The Art Association of Jacksonville is pleased to present “For Body and Soul” exhibit, featuring wearable art by Pat Rued and contemporary art quilts by Pat Kroth, March 5-27 at The David Strawn Art Gallery. An opening reception will be held on Saturday, March 5 from 6-8 p.m. with a “Gallery Talk” by the artists starting at 6:30 p.m.
Pat Rued is a fiber artist from Deerfield. After working with leather for many years, Rued decided to turn to a medium that would give her more control of color and pattern choices. The work she creates is the result of much trial and error on the path to developing a style of her own. She strives to create unique garments and accessories that you will love to wear.
There are many steps involved in the completion of each piece. First, fabric dying and overdying is done by brushing on color or using shibori techniques on natural fibers. Further surface design is added using various paints, dyes, resists and discharge agents. Several techniques are usually used to achieve the desired effect. These can include folding, printing, stamping and stenciling. Rued often combines organic forms with more abstract patterning. Once the fabric sections for each piece are completed, they are cut and carefully sewn to make a classic garment shape that can be enjoyed for many years.

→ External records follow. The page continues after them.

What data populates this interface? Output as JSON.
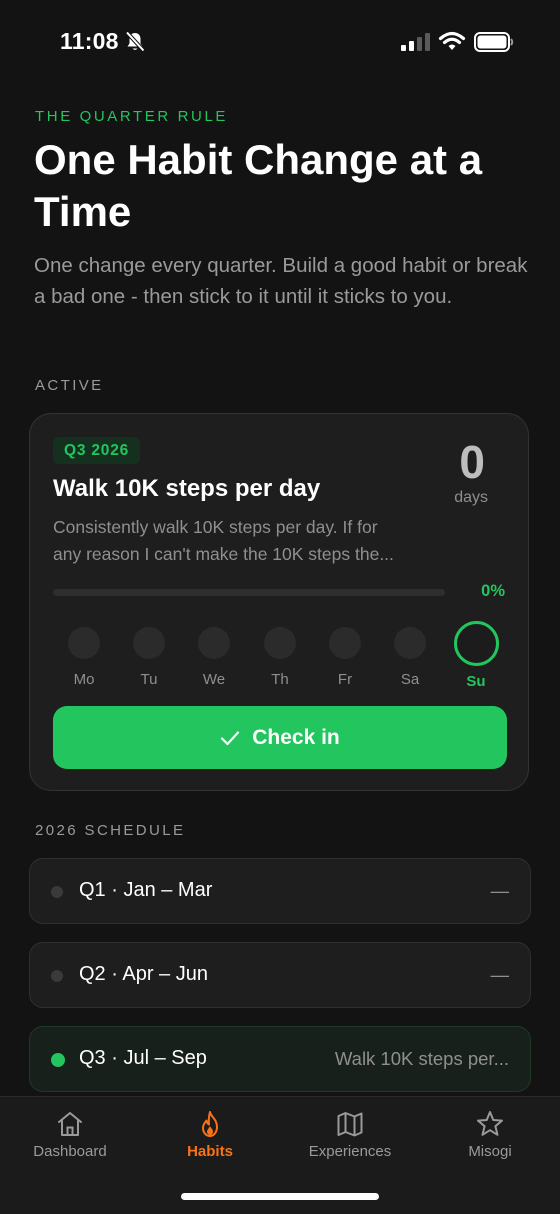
{
  "status_bar": {
    "time": "11:08",
    "icons": [
      "bell-muted-icon",
      "cellular-signal-icon",
      "wifi-icon",
      "battery-icon"
    ]
  },
  "header": {
    "eyebrow": "THE QUARTER RULE",
    "title": "One Habit Change at a Time",
    "subtitle": "One change every quarter. Build a good habit or break a bad one - then stick to it until it sticks to you."
  },
  "active": {
    "section_label": "ACTIVE",
    "badge": "Q3 2026",
    "title": "Walk 10K steps per day",
    "description_lines": [
      "Consistently walk 10K steps per day. If for",
      "any reason I can't make the 10K steps the..."
    ],
    "days_count": "0",
    "days_label": "days",
    "progress_percent_label": "0%",
    "progress_fraction": 0,
    "week": [
      {
        "label": "Mo",
        "today": false
      },
      {
        "label": "Tu",
        "today": false
      },
      {
        "label": "We",
        "today": false
      },
      {
        "label": "Th",
        "today": false
      },
      {
        "label": "Fr",
        "today": false
      },
      {
        "label": "Sa",
        "today": false
      },
      {
        "label": "Su",
        "today": true
      }
    ],
    "checkin_label": "Check in"
  },
  "schedule": {
    "section_label": "2026 SCHEDULE",
    "rows": [
      {
        "label": "Q1 · Jan – Mar",
        "value": "—",
        "current": false
      },
      {
        "label": "Q2 · Apr – Jun",
        "value": "—",
        "current": false
      },
      {
        "label": "Q3 · Jul – Sep",
        "value": "Walk 10K steps per...",
        "current": true
      }
    ]
  },
  "tab_bar": {
    "tabs": [
      {
        "label": "Dashboard",
        "icon": "home-icon",
        "active": false
      },
      {
        "label": "Habits",
        "icon": "flame-icon",
        "active": true
      },
      {
        "label": "Experiences",
        "icon": "map-icon",
        "active": false
      },
      {
        "label": "Misogi",
        "icon": "star-icon",
        "active": false
      }
    ]
  },
  "colors": {
    "background": "#131313",
    "card": "#1e1e1e",
    "accent_green": "#22c55e",
    "accent_orange": "#f97316",
    "muted_text": "#9a9a9a"
  }
}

Pat Kroth is a contemporary art quilt maker from Verona, Wisconsin. Kroth starts her artistic process with gathering, making, and handling materials as this is an important element of her work. This process leads to the creation of a series of abstract fiber artworks, which include fiber fragments, repurposed fabrics, clothing, found objects and sheer overlays. Sometimes the surface vibrates with colorful candy wrappers and cast-off elements that surround her. Kroth enjoys assigning new meaning to found materials and she finds quiet satisfaction and beauty in the imperfect.
Kroth works spontaneously, in an improvisational manner. She creates entire surfaces using saturated color, texture and visual movement to explore various themes. Through energetic machine stitching, she truly feels that she is “painting” with fabric and thread. Combining unusual materials with machine and hand stitching enhances the work. She enjoys the multiplicity and ambiguity of meanings, which invite the viewer to look further than just the riotous surface of things.
Kroth recently started building larger, more site specific and socially reflective works. The playfulness in her approach sometimes belies more serious pondering. Her newest work has evolved from the process of gathering, making attempts to interpret the world and her place in it.
Gallery hours March 6-27: Sundays from 1-3 p.m. and Tuesdays through Saturdays from 4-6 p.m. The David Strawn Art Gallery is free and open to the public.